Proposes to require the Secretary of Natural Resources to establish a regenerative soils program whose purposes include increasing the carbon sequestration capability of Vermont soils, reducing the amount of sediment and waste entering the waters of the state, and promoting cost-effective and healthy soil management practices.
While the Vermont bill did not pass this year, Jesse McDougall reports that "it wasn't killed either" and will be taken up again next session. According to this self-described carbon farmer, "There is much interest and energy for it here in Vermont. I think this bill (or a new regenerative bill) has a strong chance next year."
We expect that McDougall is right. While each state will incentivize soil health differently depending on geography, needs and capacity, there's a strong chance that many more states will get proactive about regenerating the health of their soil and harnessing the potential of carbon farming. With this kind of interest, and momentum generated by public gatherings like the upcoming Soil not Oil conference in September, it won't be long before policies to incentivize carbon farming spread across the nation.
EcoWatch Daily Newsletter
By Dan Gray
- Research shows that 16 weeks of a vegan diet can boost the gut microbiome, helping with weight loss and overall health.
- A healthy microbiome is a diverse microbiome. A plant-based diet is the best way to achieve this.
- It isn't necessary to opt for a strictly vegan diet, but it's beneficial to limit meat intake.
New research shows that following a vegan diet for about 4 months can boost your gut microbiome. In turn, that can lead to improvements in body weight and blood sugar management.
By Jeff Turrentine
Nearly 20 years have passed since the journalist Malcolm Gladwell popularized the term tipping point, in his best-selling book of the same name. The phrase denotes the moment that a certain idea, behavior, or practice catches on exponentially and gains widespread currency throughout a culture. Having transcended its roots in sociological theory, the tipping point is now part of our everyday vernacular. We use it in scientific contexts to describe, for instance, the climatological point of no return that we'll hit if we allow average global temperatures to rise more than 2 degrees Celsius above preindustrial levels. But we also use it to describe everything from resistance movements to the disenchantment of hockey fans when their team is on a losing streak.
By Mark Mancini
On Aug. 18, Iceland held a funeral for the first glacier lost to climate change. The deceased party was Okjökull, a historic body of ice that covered 14.6 square miles (38 square kilometers) in the Icelandic Highlands at the turn of the 20th century. But its glory days are long gone. In 2014, having dwindled to less than 1/15 its former size, Okjökull lost its status as an official glacier.
By Alex Schwartz
Among the many vendors at the Logan Square Farmers Market on Aug. 18 sat three young people peddling neither organic vegetables, gourmet cheese nor handmade crafts. Instead, they offered liberation from capitalism.
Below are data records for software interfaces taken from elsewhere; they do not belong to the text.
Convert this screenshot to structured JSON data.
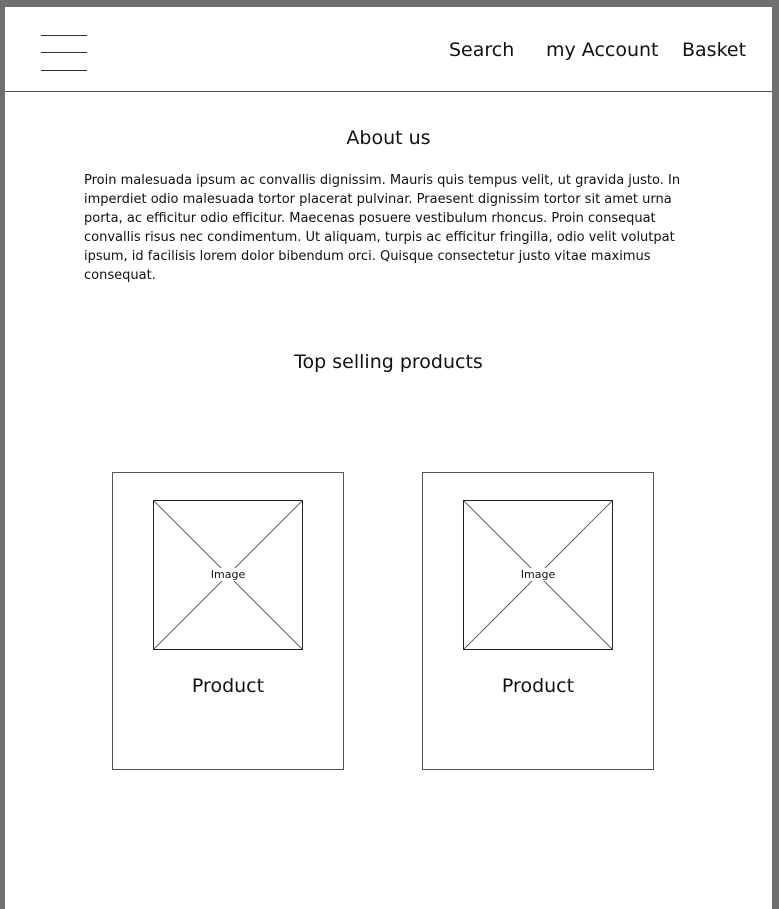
{
  "header": {
    "menu_icon": "hamburger-menu-icon",
    "nav": {
      "search": "Search",
      "account": "my Account",
      "basket": "Basket"
    }
  },
  "about": {
    "title": "About us",
    "text": "Proin malesuada ipsum ac convallis dignissim. Mauris quis tempus velit, ut gravida justo. In imperdiet odio malesuada tortor placerat pulvinar. Praesent dignissim tortor sit amet urna porta, ac efficitur odio efficitur. Maecenas posuere vestibulum rhoncus. Proin consequat convallis risus nec condimentum. Ut aliquam, turpis ac efficitur fringilla, odio velit volutpat ipsum, id facilisis lorem dolor bibendum orci. Quisque consectetur justo vitae maximus consequat."
  },
  "top_products": {
    "title": "Top selling products",
    "items": [
      {
        "image_label": "Image",
        "name": "Product"
      },
      {
        "image_label": "Image",
        "name": "Product"
      }
    ]
  }
}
I’m a Psychotherapist – Here’s What I’ve Learned From Listening to Children Talk About Climate Change
By Caroline Hickman
Eco-anxiety is likely to affect more and more people as the climate destabilizes. Already, studies have found that 45 percent of children suffer lasting depression after surviving extreme weather and natural disasters. Some of that emotional turmoil must stem from confusion — why aren't adults doing more to stop climate change?